● **Task item**
Make an exact copy of every entry below, with the pictures left out.

● **Data shown**
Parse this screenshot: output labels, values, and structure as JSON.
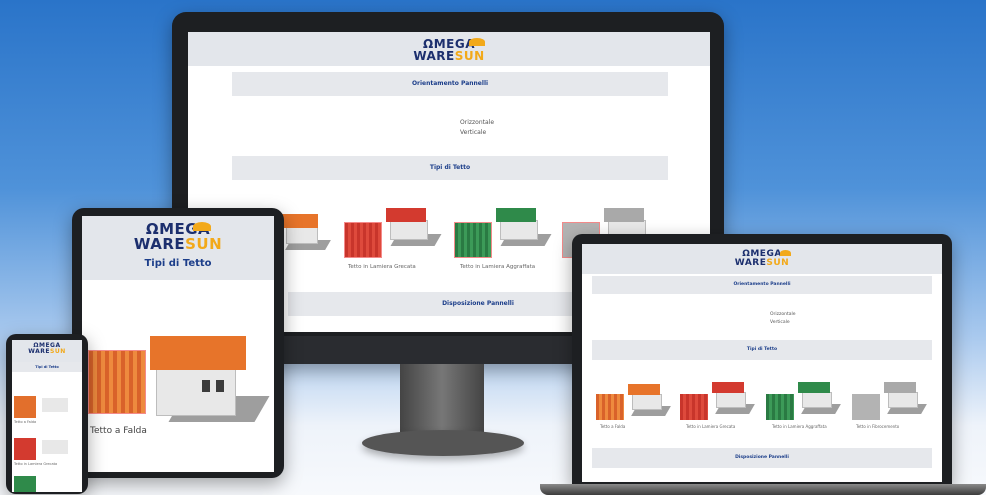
{
  "brand": {
    "line1": "ΩMEGA",
    "line2a": "WARE",
    "line2b": "SUN"
  },
  "desktop": {
    "band1": "Orientamento Pannelli",
    "options": [
      "Orizzontale",
      "Verticale"
    ],
    "band2": "Tipi di Tetto",
    "captions": [
      "Tetto in Lamiera Grecata",
      "Tetto in Lamiera Aggraffata"
    ],
    "band3": "Disposizione Pannelli"
  },
  "tablet": {
    "header": "Tipi di Tetto",
    "caption": "Tetto a Falda"
  },
  "phone": {
    "header": "Tipi di Tetto",
    "captions": [
      "Tetto a Falda",
      "Tetto in Lamiera Grecata"
    ]
  },
  "laptop": {
    "band1": "Orientamento Pannelli",
    "options": [
      "Orizzontale",
      "Verticale"
    ],
    "band2": "Tipi di Tetto",
    "captions": [
      "Tetto a Falda",
      "Tetto in Lamiera Grecata",
      "Tetto in Lamiera Aggraffata",
      "Tetto in Fibrocemento"
    ],
    "band3": "Disposizione Pannelli"
  },
  "colors": {
    "brand_blue": "#1c2f6e",
    "brand_orange": "#f2a91a",
    "roof_orange": "#e7742a",
    "roof_red": "#d33a2f",
    "roof_green": "#2f8a4a",
    "roof_grey": "#a9a9a9"
  }
}
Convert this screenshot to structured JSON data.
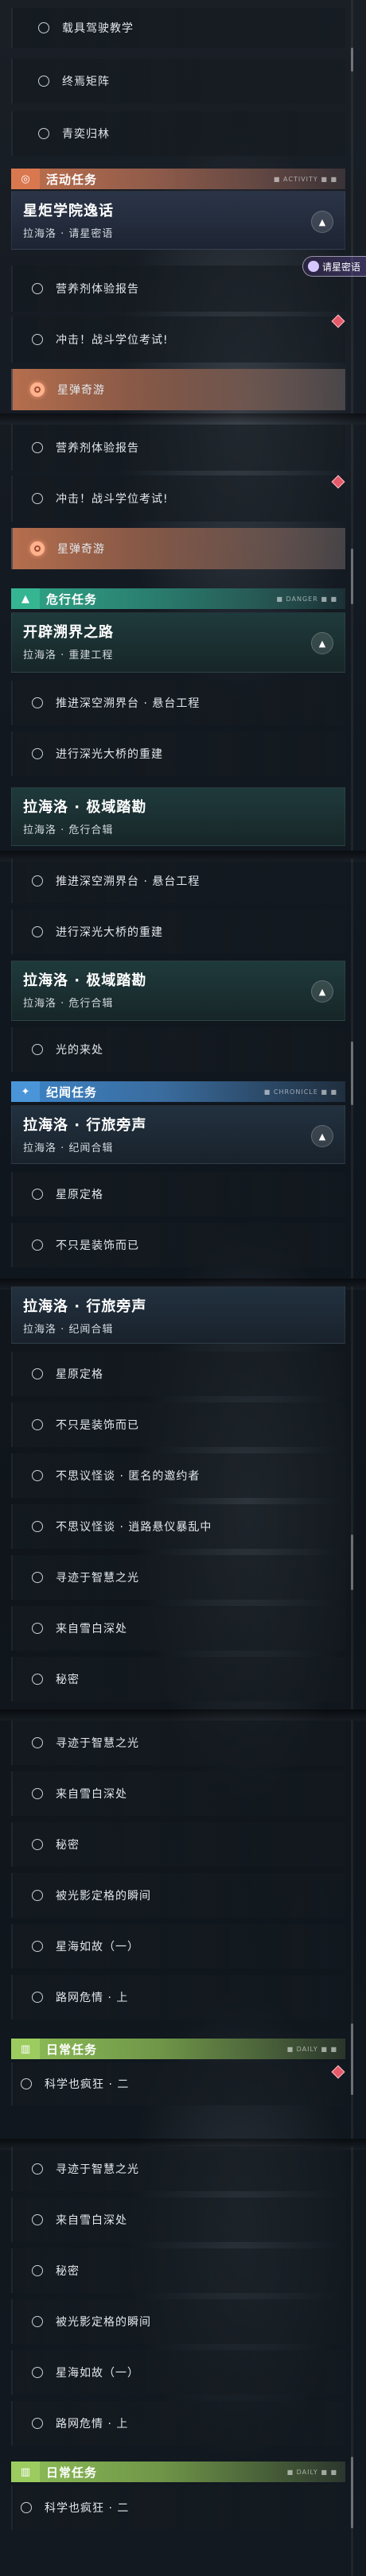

● **Expected answer**
Parse this screenshot: output labels, values, and structure as JSON.
{
  "brand": {
    "line1": "ΩMEGA",
    "line2a": "WARE",
    "line2b": "SUN"
  },
  "desktop": {
    "band1": "Orientamento Pannelli",
    "options": [
      "Orizzontale",
      "Verticale"
    ],
    "band2": "Tipi di Tetto",
    "captions": [
      "Tetto in Lamiera Grecata",
      "Tetto in Lamiera Aggraffata"
    ],
    "band3": "Disposizione Pannelli"
  },
  "tablet": {
    "header": "Tipi di Tetto",
    "caption": "Tetto a Falda"
  },
  "phone": {
    "header": "Tipi di Tetto",
    "captions": [
      "Tetto a Falda",
      "Tetto in Lamiera Grecata"
    ]
  },
  "laptop": {
    "band1": "Orientamento Pannelli",
    "options": [
      "Orizzontale",
      "Verticale"
    ],
    "band2": "Tipi di Tetto",
    "captions": [
      "Tetto a Falda",
      "Tetto in Lamiera Grecata",
      "Tetto in Lamiera Aggraffata",
      "Tetto in Fibrocemento"
    ],
    "band3": "Disposizione Pannelli"
  },
  "colors": {
    "brand_blue": "#1c2f6e",
    "brand_orange": "#f2a91a",
    "roof_orange": "#e7742a",
    "roof_red": "#d33a2f",
    "roof_green": "#2f8a4a",
    "roof_grey": "#a9a9a9"
  }
}
Convert this screenshot to structured JSON data.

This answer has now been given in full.